Required action. If a record holds a picture, leave the picture out and restate everything else word for word.

⟨

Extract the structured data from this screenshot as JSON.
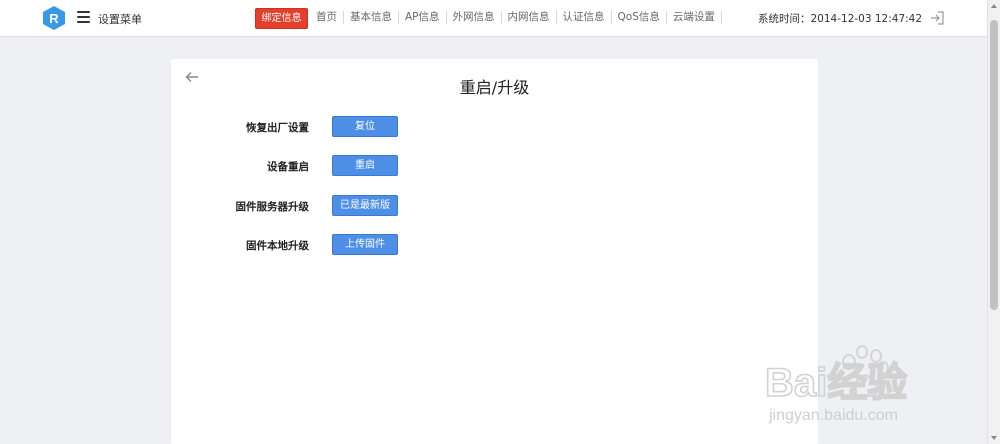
{
  "header": {
    "logo_letter": "R",
    "menu_title": "设置菜单",
    "bind_button": "绑定信息",
    "nav": [
      "首页",
      "基本信息",
      "AP信息",
      "外网信息",
      "内网信息",
      "认证信息",
      "QoS信息",
      "云端设置"
    ],
    "system_time_label": "系统时间：",
    "system_time_value": "2014-12-03 12:47:42",
    "icons": {
      "menu": "hamburger-icon",
      "logout": "logout-icon"
    }
  },
  "panel": {
    "title": "重启/升级",
    "back_icon": "arrow-left-icon",
    "rows": [
      {
        "label": "恢复出厂设置",
        "button": "复位"
      },
      {
        "label": "设备重启",
        "button": "重启"
      },
      {
        "label": "固件服务器升级",
        "button": "已是最新版"
      },
      {
        "label": "固件本地升级",
        "button": "上传固件"
      }
    ]
  },
  "watermark": {
    "brand": "Bai经验",
    "url": "jingyan.baidu.com"
  },
  "colors": {
    "accent_red": "#e4402b",
    "button_blue": "#4d8fe6",
    "logo_blue": "#3a98e8",
    "background": "#eef0f4"
  }
}
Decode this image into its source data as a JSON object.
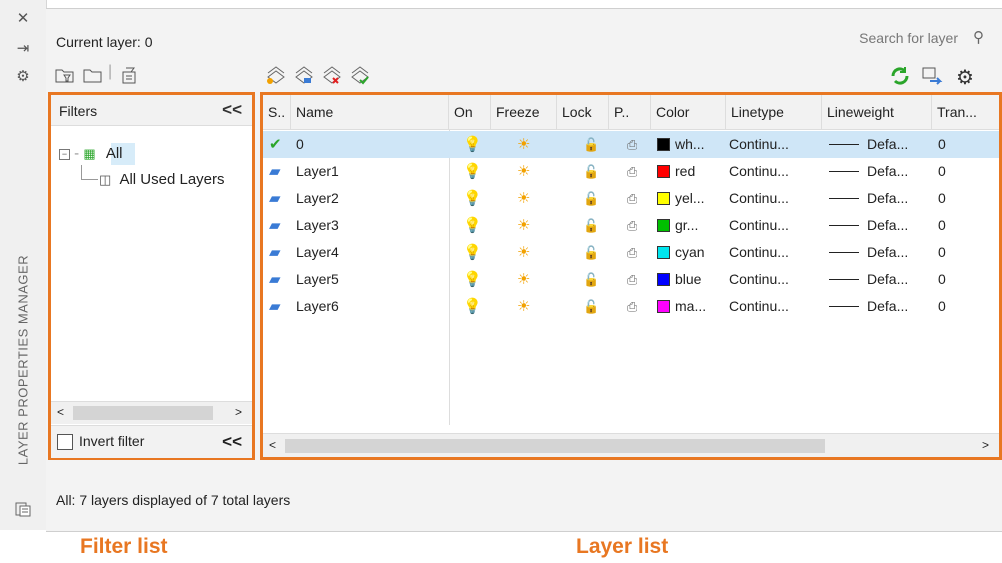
{
  "sidebar": {
    "title": "LAYER PROPERTIES MANAGER",
    "close_glyph": "✕",
    "autohide_glyph": "⇥",
    "settings_glyph": "⚙"
  },
  "header": {
    "current_layer_label": "Current layer: 0",
    "search_placeholder": "Search for layer",
    "search_icon": "search-icon"
  },
  "filter_pane": {
    "title": "Filters",
    "collapse_glyph": "<<",
    "tree": {
      "root_label": "All",
      "child_label": "All Used Layers"
    },
    "scroll_left": "<",
    "scroll_right": ">",
    "invert_label": "Invert filter",
    "invert_checked": false,
    "footer_collapse_glyph": "<<"
  },
  "layer_list": {
    "columns": [
      "S..",
      "Name",
      "On",
      "Freeze",
      "Lock",
      "P..",
      "Color",
      "Linetype",
      "Lineweight",
      "Tran..."
    ],
    "rows": [
      {
        "status": "current",
        "name": "0",
        "color_name": "wh...",
        "color_hex": "#000000",
        "linetype": "Continu...",
        "lineweight": "Defa...",
        "transparency": "0",
        "selected": true
      },
      {
        "status": "layer",
        "name": "Layer1",
        "color_name": "red",
        "color_hex": "#ff0000",
        "linetype": "Continu...",
        "lineweight": "Defa...",
        "transparency": "0",
        "selected": false
      },
      {
        "status": "layer",
        "name": "Layer2",
        "color_name": "yel...",
        "color_hex": "#ffff00",
        "linetype": "Continu...",
        "lineweight": "Defa...",
        "transparency": "0",
        "selected": false
      },
      {
        "status": "layer",
        "name": "Layer3",
        "color_name": "gr...",
        "color_hex": "#00c000",
        "linetype": "Continu...",
        "lineweight": "Defa...",
        "transparency": "0",
        "selected": false
      },
      {
        "status": "layer",
        "name": "Layer4",
        "color_name": "cyan",
        "color_hex": "#00e5ee",
        "linetype": "Continu...",
        "lineweight": "Defa...",
        "transparency": "0",
        "selected": false
      },
      {
        "status": "layer",
        "name": "Layer5",
        "color_name": "blue",
        "color_hex": "#0000ff",
        "linetype": "Continu...",
        "lineweight": "Defa...",
        "transparency": "0",
        "selected": false
      },
      {
        "status": "layer",
        "name": "Layer6",
        "color_name": "ma...",
        "color_hex": "#ff00ff",
        "linetype": "Continu...",
        "lineweight": "Defa...",
        "transparency": "0",
        "selected": false
      }
    ],
    "scroll_left": "<",
    "scroll_right": ">"
  },
  "status_bar": {
    "text": "All: 7 layers displayed of 7 total layers"
  },
  "callouts": {
    "filter_list": "Filter list",
    "layer_list": "Layer list"
  },
  "colors": {
    "accent_outline": "#e87722",
    "selection": "#cfe6f7",
    "current_check": "#2aa52a",
    "layer_icon": "#3a7bd5"
  },
  "icons": {
    "on": "lightbulb-icon",
    "freeze": "sun-icon",
    "lock": "unlocked-padlock-icon",
    "plot": "printer-icon"
  }
}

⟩

Answer to this exercise.
Extract the structured data from this screenshot as JSON.
{
  "header": {
    "logo_letter": "R",
    "menu_title": "设置菜单",
    "bind_button": "绑定信息",
    "nav": [
      "首页",
      "基本信息",
      "AP信息",
      "外网信息",
      "内网信息",
      "认证信息",
      "QoS信息",
      "云端设置"
    ],
    "system_time_label": "系统时间：",
    "system_time_value": "2014-12-03 12:47:42",
    "icons": {
      "menu": "hamburger-icon",
      "logout": "logout-icon"
    }
  },
  "panel": {
    "title": "重启/升级",
    "back_icon": "arrow-left-icon",
    "rows": [
      {
        "label": "恢复出厂设置",
        "button": "复位"
      },
      {
        "label": "设备重启",
        "button": "重启"
      },
      {
        "label": "固件服务器升级",
        "button": "已是最新版"
      },
      {
        "label": "固件本地升级",
        "button": "上传固件"
      }
    ]
  },
  "watermark": {
    "brand": "Bai经验",
    "url": "jingyan.baidu.com"
  },
  "colors": {
    "accent_red": "#e4402b",
    "button_blue": "#4d8fe6",
    "logo_blue": "#3a98e8",
    "background": "#eef0f4"
  }
}
Decode this image into its source data as a JSON object.
{
  "sidebar": {
    "title": "LAYER PROPERTIES MANAGER",
    "close_glyph": "✕",
    "autohide_glyph": "⇥",
    "settings_glyph": "⚙"
  },
  "header": {
    "current_layer_label": "Current layer: 0",
    "search_placeholder": "Search for layer",
    "search_icon": "search-icon"
  },
  "filter_pane": {
    "title": "Filters",
    "collapse_glyph": "<<",
    "tree": {
      "root_label": "All",
      "child_label": "All Used Layers"
    },
    "scroll_left": "<",
    "scroll_right": ">",
    "invert_label": "Invert filter",
    "invert_checked": false,
    "footer_collapse_glyph": "<<"
  },
  "layer_list": {
    "columns": [
      "S..",
      "Name",
      "On",
      "Freeze",
      "Lock",
      "P..",
      "Color",
      "Linetype",
      "Lineweight",
      "Tran..."
    ],
    "rows": [
      {
        "status": "current",
        "name": "0",
        "color_name": "wh...",
        "color_hex": "#000000",
        "linetype": "Continu...",
        "lineweight": "Defa...",
        "transparency": "0",
        "selected": true
      },
      {
        "status": "layer",
        "name": "Layer1",
        "color_name": "red",
        "color_hex": "#ff0000",
        "linetype": "Continu...",
        "lineweight": "Defa...",
        "transparency": "0",
        "selected": false
      },
      {
        "status": "layer",
        "name": "Layer2",
        "color_name": "yel...",
        "color_hex": "#ffff00",
        "linetype": "Continu...",
        "lineweight": "Defa...",
        "transparency": "0",
        "selected": false
      },
      {
        "status": "layer",
        "name": "Layer3",
        "color_name": "gr...",
        "color_hex": "#00c000",
        "linetype": "Continu...",
        "lineweight": "Defa...",
        "transparency": "0",
        "selected": false
      },
      {
        "status": "layer",
        "name": "Layer4",
        "color_name": "cyan",
        "color_hex": "#00e5ee",
        "linetype": "Continu...",
        "lineweight": "Defa...",
        "transparency": "0",
        "selected": false
      },
      {
        "status": "layer",
        "name": "Layer5",
        "color_name": "blue",
        "color_hex": "#0000ff",
        "linetype": "Continu...",
        "lineweight": "Defa...",
        "transparency": "0",
        "selected": false
      },
      {
        "status": "layer",
        "name": "Layer6",
        "color_name": "ma...",
        "color_hex": "#ff00ff",
        "linetype": "Continu...",
        "lineweight": "Defa...",
        "transparency": "0",
        "selected": false
      }
    ],
    "scroll_left": "<",
    "scroll_right": ">"
  },
  "status_bar": {
    "text": "All: 7 layers displayed of 7 total layers"
  },
  "callouts": {
    "filter_list": "Filter list",
    "layer_list": "Layer list"
  },
  "colors": {
    "accent_outline": "#e87722",
    "selection": "#cfe6f7",
    "current_check": "#2aa52a",
    "layer_icon": "#3a7bd5"
  },
  "icons": {
    "on": "lightbulb-icon",
    "freeze": "sun-icon",
    "lock": "unlocked-padlock-icon",
    "plot": "printer-icon"
  }
}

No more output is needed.